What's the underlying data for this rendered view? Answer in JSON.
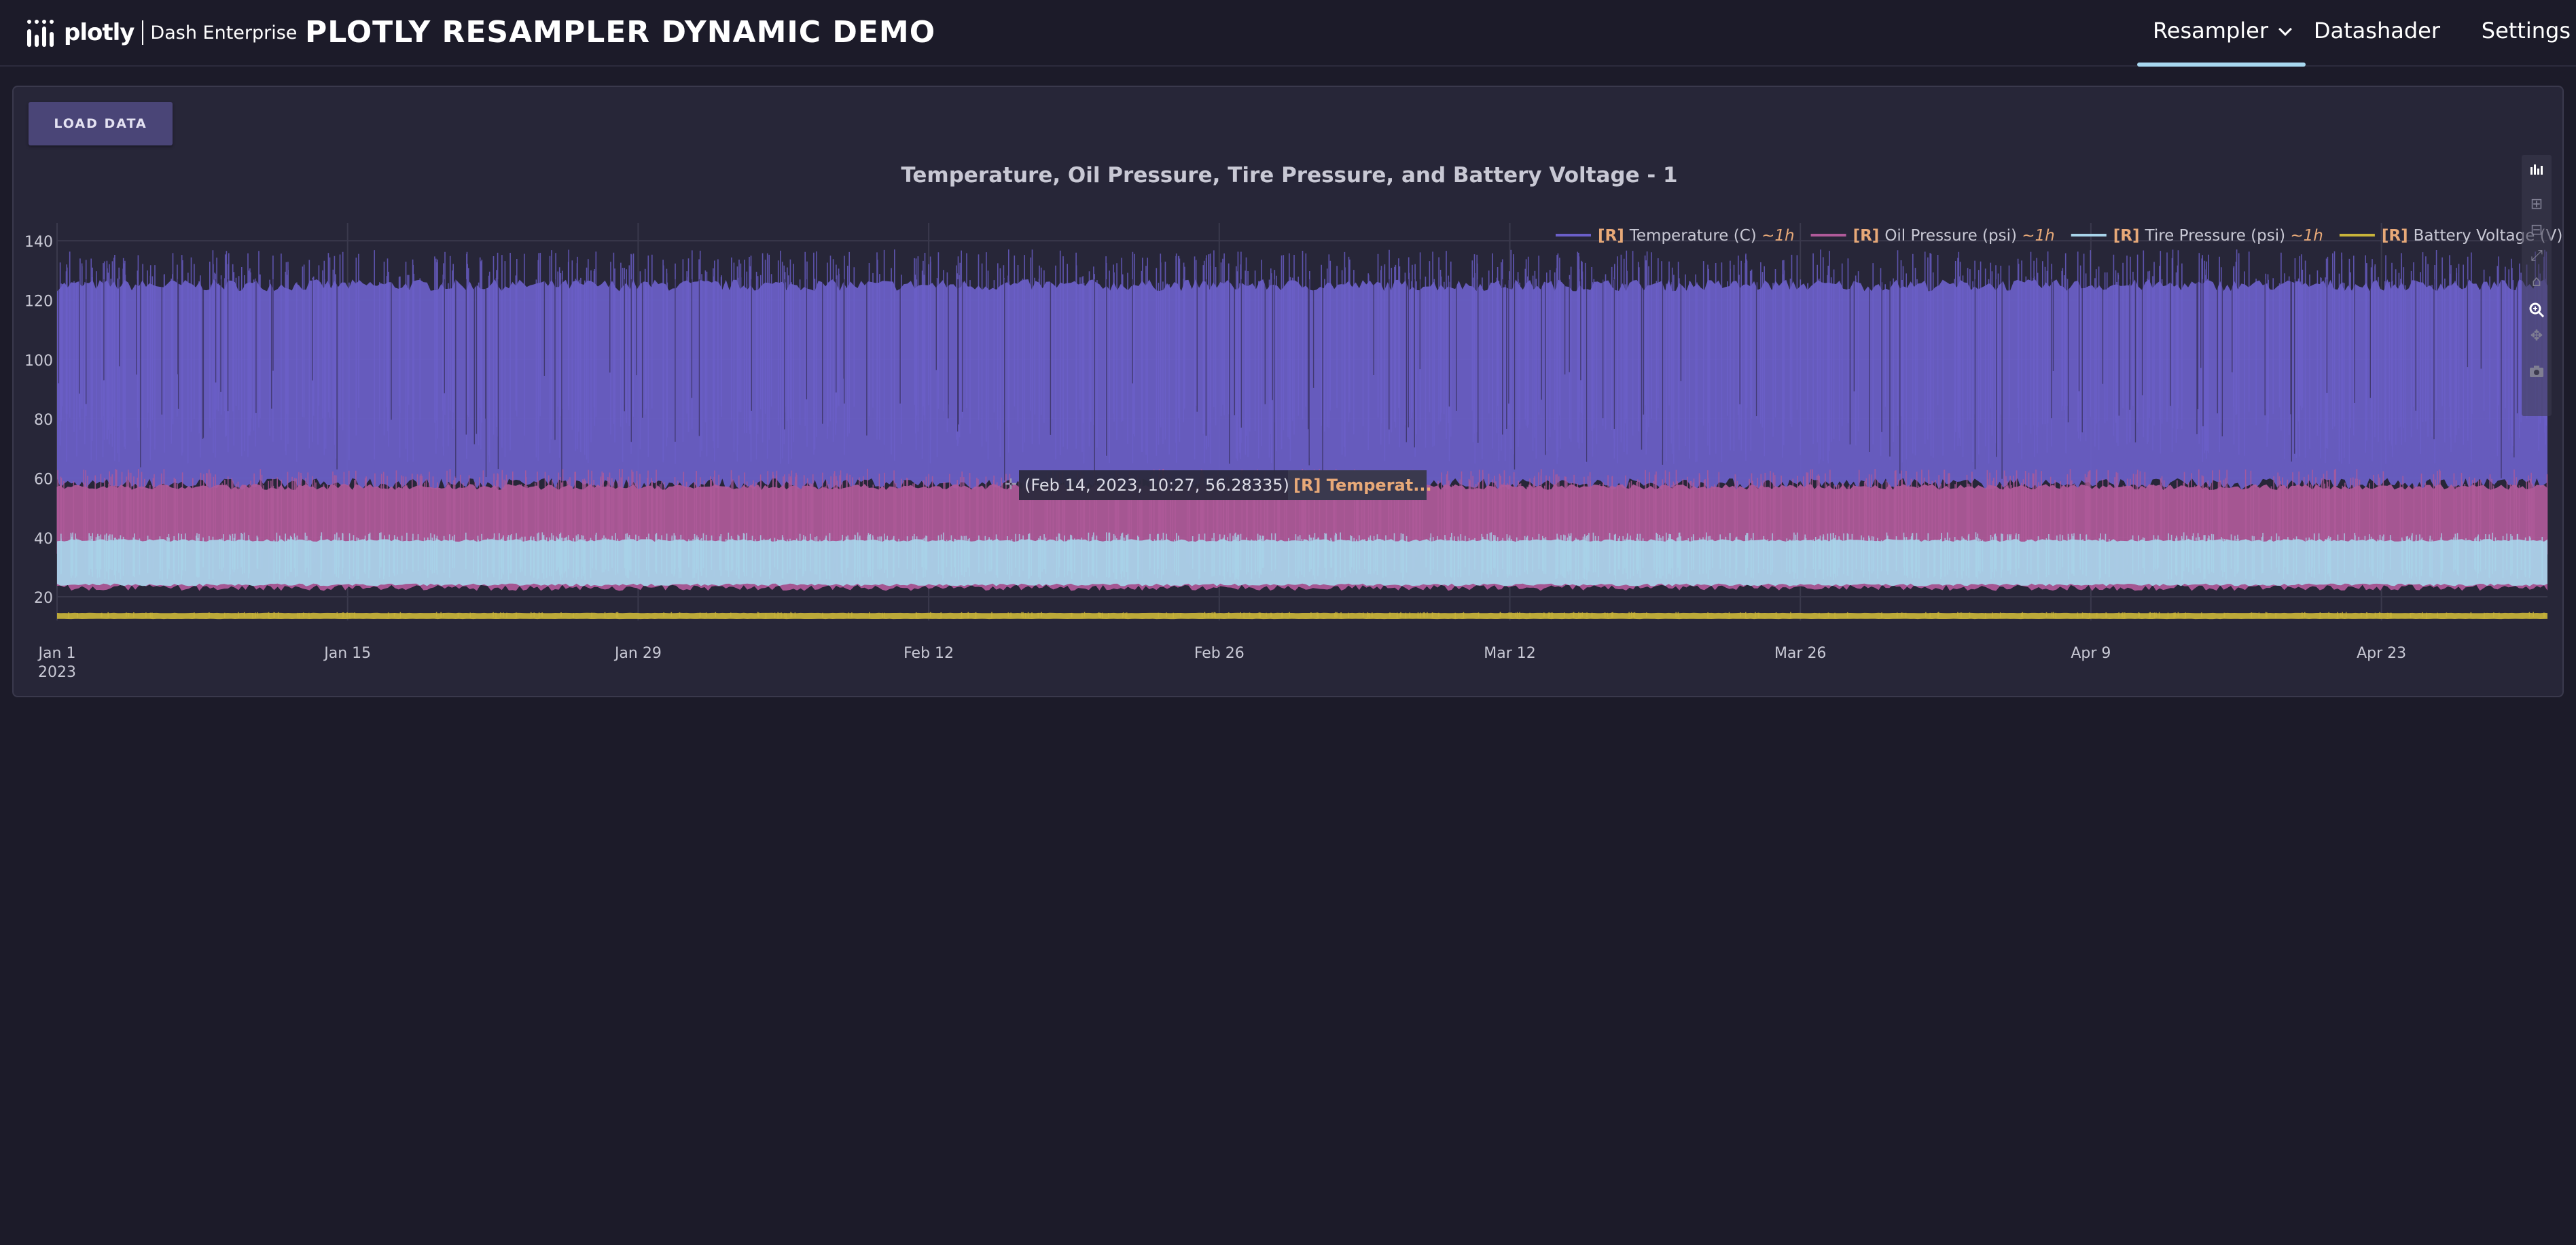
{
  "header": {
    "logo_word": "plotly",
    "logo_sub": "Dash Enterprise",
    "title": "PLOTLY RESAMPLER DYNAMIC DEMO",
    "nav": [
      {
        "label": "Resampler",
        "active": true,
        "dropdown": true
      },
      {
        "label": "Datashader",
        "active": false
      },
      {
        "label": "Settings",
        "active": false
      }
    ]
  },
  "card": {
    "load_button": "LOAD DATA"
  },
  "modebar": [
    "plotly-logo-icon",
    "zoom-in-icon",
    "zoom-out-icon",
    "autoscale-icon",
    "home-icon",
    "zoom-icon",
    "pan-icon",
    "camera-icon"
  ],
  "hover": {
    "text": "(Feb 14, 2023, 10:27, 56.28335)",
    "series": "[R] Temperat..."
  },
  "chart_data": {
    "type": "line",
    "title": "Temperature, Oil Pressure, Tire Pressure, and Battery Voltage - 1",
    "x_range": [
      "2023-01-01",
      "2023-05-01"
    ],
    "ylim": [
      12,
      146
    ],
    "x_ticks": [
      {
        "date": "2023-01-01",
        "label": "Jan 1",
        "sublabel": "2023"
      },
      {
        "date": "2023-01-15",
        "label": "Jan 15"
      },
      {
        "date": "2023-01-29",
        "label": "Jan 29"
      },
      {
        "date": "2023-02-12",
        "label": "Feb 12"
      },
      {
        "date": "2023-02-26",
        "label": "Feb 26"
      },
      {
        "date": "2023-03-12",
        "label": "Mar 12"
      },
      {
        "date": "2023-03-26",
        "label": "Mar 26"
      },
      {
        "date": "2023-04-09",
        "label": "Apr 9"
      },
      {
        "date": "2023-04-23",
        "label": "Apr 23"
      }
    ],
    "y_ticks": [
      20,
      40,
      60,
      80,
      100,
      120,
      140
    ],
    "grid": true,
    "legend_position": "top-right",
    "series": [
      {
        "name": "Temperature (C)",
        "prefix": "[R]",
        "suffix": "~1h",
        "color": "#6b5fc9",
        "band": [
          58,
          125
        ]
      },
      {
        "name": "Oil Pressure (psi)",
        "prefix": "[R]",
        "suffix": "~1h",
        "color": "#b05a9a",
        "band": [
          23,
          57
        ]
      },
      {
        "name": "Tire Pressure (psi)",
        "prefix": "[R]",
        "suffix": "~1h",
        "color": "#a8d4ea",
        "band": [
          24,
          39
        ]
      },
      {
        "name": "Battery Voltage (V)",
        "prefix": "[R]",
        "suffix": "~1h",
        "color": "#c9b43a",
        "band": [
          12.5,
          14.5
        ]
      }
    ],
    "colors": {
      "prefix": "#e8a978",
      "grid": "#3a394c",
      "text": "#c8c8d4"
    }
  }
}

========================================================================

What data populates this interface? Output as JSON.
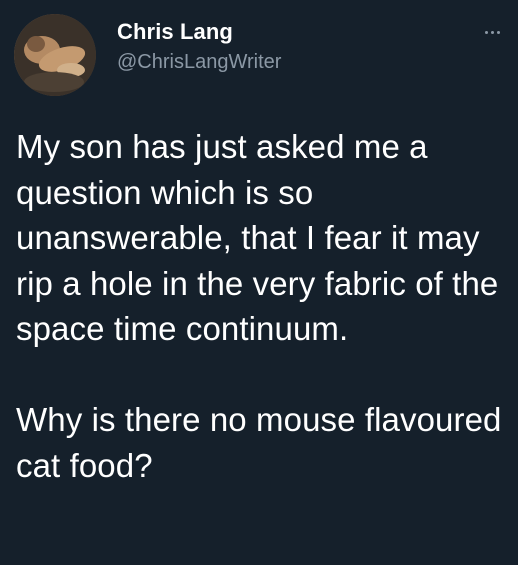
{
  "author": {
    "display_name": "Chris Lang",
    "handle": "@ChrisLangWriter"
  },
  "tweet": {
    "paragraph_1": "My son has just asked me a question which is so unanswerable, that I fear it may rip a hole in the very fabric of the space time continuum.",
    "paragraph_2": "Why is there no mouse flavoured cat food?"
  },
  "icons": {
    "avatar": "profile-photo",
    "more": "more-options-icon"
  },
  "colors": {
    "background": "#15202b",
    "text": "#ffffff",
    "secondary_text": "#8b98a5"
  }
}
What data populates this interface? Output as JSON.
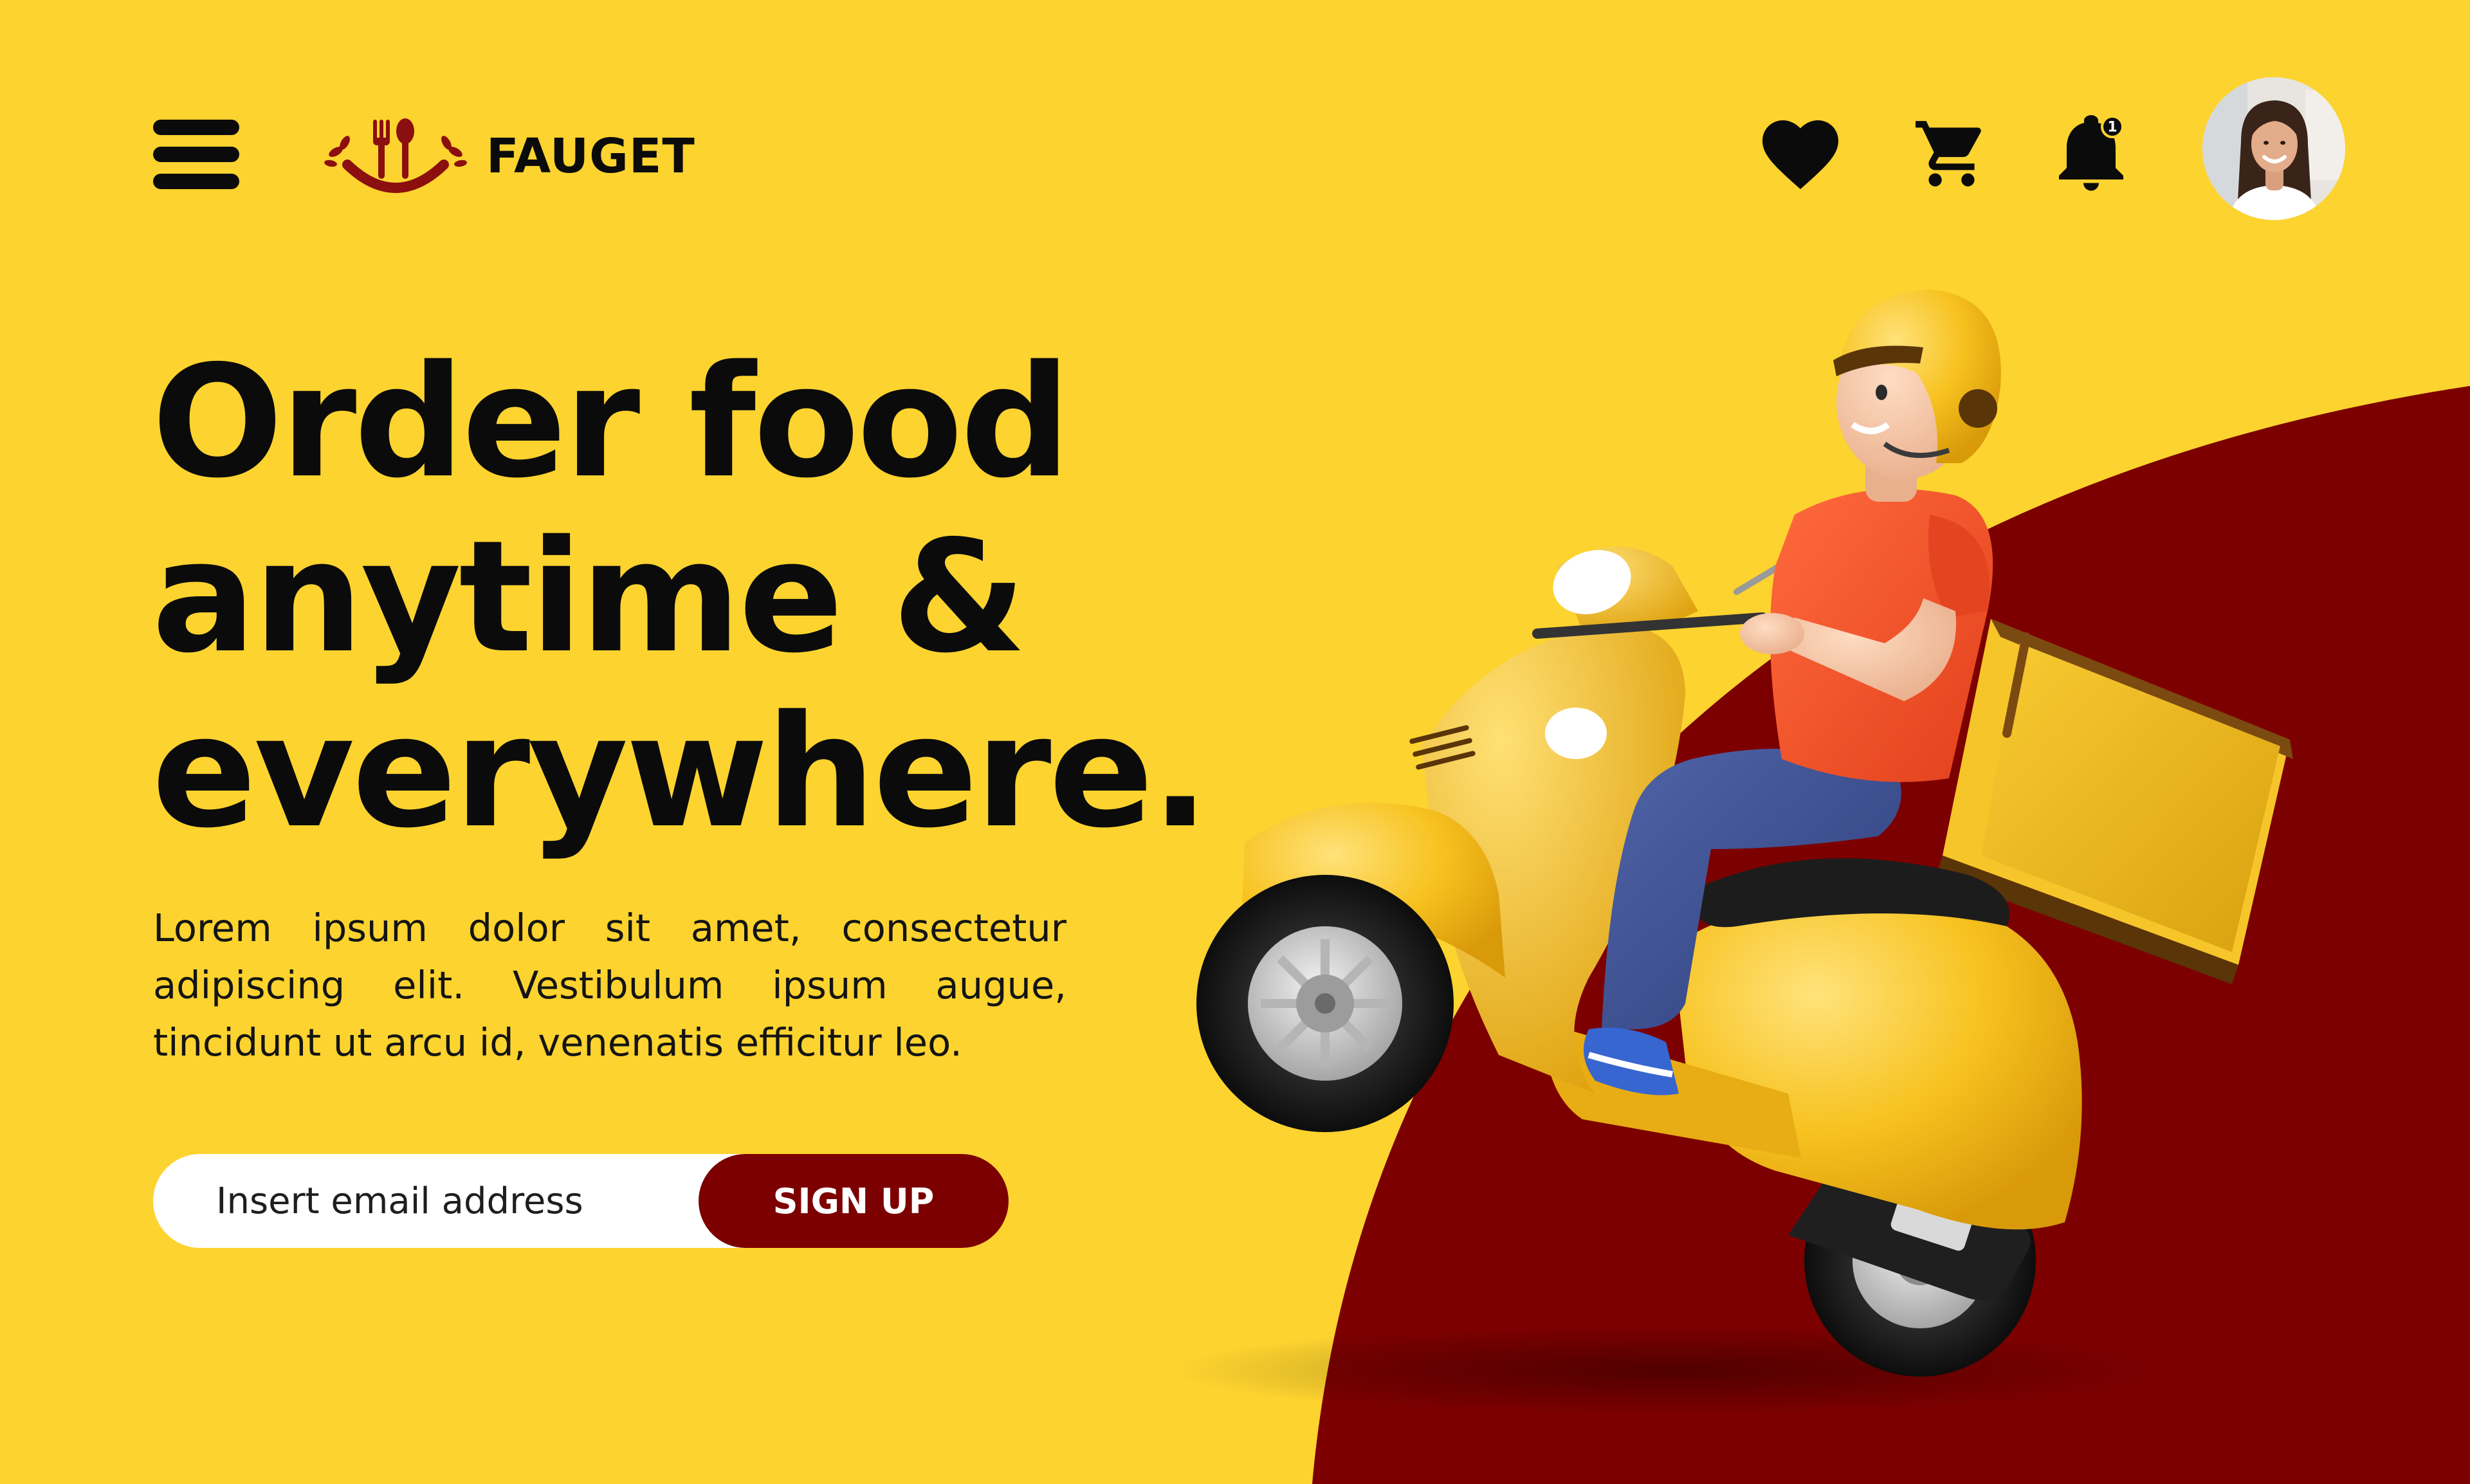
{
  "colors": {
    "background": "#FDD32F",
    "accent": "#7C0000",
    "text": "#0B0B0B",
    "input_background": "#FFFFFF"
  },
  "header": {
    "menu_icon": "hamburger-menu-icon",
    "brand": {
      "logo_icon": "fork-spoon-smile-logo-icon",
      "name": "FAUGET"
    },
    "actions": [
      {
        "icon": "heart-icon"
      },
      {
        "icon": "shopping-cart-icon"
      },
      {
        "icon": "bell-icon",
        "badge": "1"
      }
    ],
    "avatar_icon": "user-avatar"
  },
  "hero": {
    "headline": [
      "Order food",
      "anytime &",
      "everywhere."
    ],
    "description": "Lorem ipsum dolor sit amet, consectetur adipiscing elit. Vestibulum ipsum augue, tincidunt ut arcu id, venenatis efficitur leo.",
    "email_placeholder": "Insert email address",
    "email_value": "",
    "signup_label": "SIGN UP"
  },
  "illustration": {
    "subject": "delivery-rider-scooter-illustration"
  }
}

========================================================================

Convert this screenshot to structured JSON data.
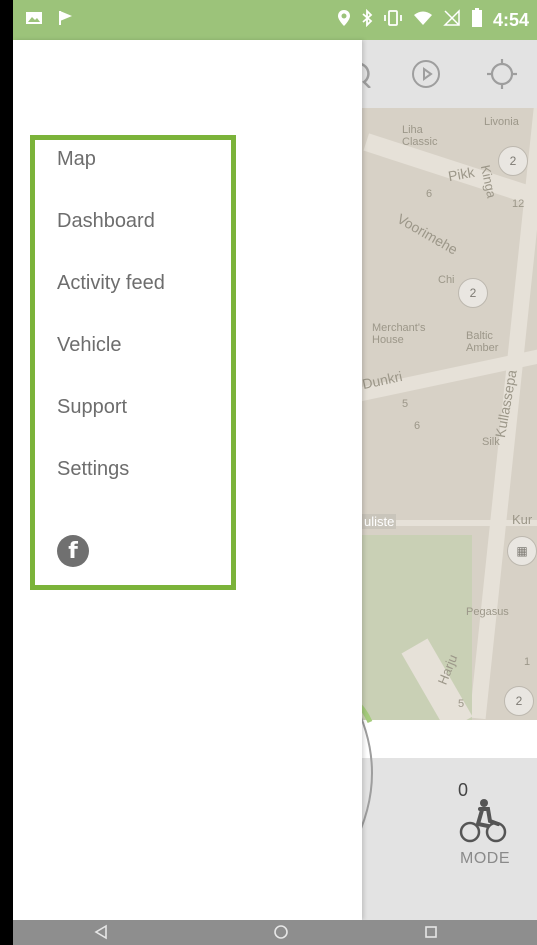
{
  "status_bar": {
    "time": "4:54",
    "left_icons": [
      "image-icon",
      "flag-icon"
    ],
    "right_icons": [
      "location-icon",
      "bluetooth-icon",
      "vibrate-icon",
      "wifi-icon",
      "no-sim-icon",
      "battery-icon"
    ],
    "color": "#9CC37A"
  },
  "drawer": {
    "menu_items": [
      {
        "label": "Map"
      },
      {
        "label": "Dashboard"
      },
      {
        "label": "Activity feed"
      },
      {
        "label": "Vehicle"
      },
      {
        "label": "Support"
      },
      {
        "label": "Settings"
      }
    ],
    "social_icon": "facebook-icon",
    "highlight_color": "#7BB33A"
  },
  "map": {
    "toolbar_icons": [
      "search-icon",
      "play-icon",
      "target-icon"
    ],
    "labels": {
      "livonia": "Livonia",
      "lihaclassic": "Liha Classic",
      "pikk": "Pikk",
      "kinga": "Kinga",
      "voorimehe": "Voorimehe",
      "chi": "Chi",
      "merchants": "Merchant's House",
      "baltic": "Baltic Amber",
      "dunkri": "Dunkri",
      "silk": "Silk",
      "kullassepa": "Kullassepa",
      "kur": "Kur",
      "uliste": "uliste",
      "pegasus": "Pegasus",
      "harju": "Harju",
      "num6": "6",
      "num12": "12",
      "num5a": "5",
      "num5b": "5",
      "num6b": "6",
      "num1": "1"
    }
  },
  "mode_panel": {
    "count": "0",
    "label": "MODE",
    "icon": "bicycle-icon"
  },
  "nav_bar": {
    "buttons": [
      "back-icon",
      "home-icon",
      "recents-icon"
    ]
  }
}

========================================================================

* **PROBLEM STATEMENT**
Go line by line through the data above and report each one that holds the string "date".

* **TASK ANSWER**
        "date": "2023-01-01",
        "date": "2023-01-15",
        "date": "2023-01-29",
        "date": "2023-02-12",
        "date": "2023-02-26",
        "date": "2023-03-12",
        "date": "2023-03-26",
        "date": "2023-04-09",
        "date": "2023-04-23",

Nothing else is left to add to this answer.